5. Clare Brant, Professor of Eighteenth-Century Literature & Culture
During lockdown I was given a beautiful book: Thomas Gray’s poems, from the Riccardi Press. It’s a handsome edition of 1937, vellum bound and with special typography. I thought I knew Gray’s poems reasonably well – I teach Gray’s Elegy in a Country Churchyard in an undergraduate module – but when you read afresh in a differently set edition, you can discover new pleasures. So I recommend Gray’s ‘Hymn To Adversity’, which crescendos to a terrifying vision of ‘screaming Horror’s funeral cry/ Despair, and fell Disease, and ghastly Poverty.’ Seems horribly familiar in Covid-19 times. But the poet adds a final stanza which is much gentler – towards himself, and what he might do to encourage equanimity, or what we might call wellbeing. In this time of relentless Adversity, I recommend this poem, and any poetry that makes you feel better.
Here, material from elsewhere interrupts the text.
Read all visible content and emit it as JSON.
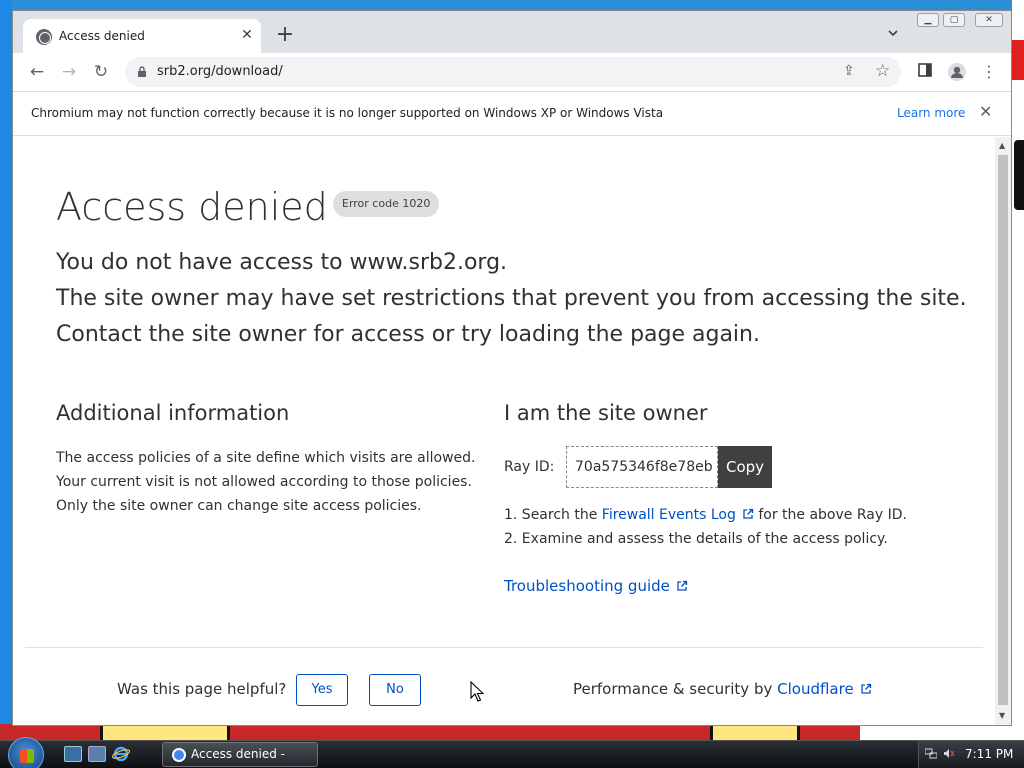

6. Luke Roberts, Lecturer in Modern Poetry
Maybe because it’s hard to keep track of time in the crisis, I’ve found myself turning to diaries. First it’s the Journals of the Goncourt brothers, who recorded literary gossip and high society scandal in 19th Century France. Melancholic, neurotic, a little vicious, impossible, reactionary: the Goncourts understood that they were part of a world that was falling away, heaving itself into modernity. I’m sure they were terrible company; but they suit my mood.
James Schuyler’s diaries, a hundred or so years later, are also melancholic, also funny. Schuyler was a poet, often lonely, sometimes secluded in psychiatric hospitals for long stretches. The greatest thing in his diary is his descriptions of the light and the sky, always surprising and always exact. He teaches you how to look out of a window. His poems do this too, but sometimes prose is less demanding.
Lastly, the diaries of Lou Sullivan, recently published as We Both Laughed in Pleasure, are an amazing document of social history. Sullivan’s life as a trans man in the 1970s and 1980s was simply heroic. Or maybe it’s testament to a whole movement of heroes. Either way, it’s a privilege to read the work of someone changing the possibilities of what kind of life can be lived. Lou is brilliant company: generous, tender, and heartbreaking.
Maybe now is the perfect time to start keeping a diary, while nothing is happening and everything is happening, day after day after day.
King’s English Department page has lots of resources for undergraduates, postgraduates, and more!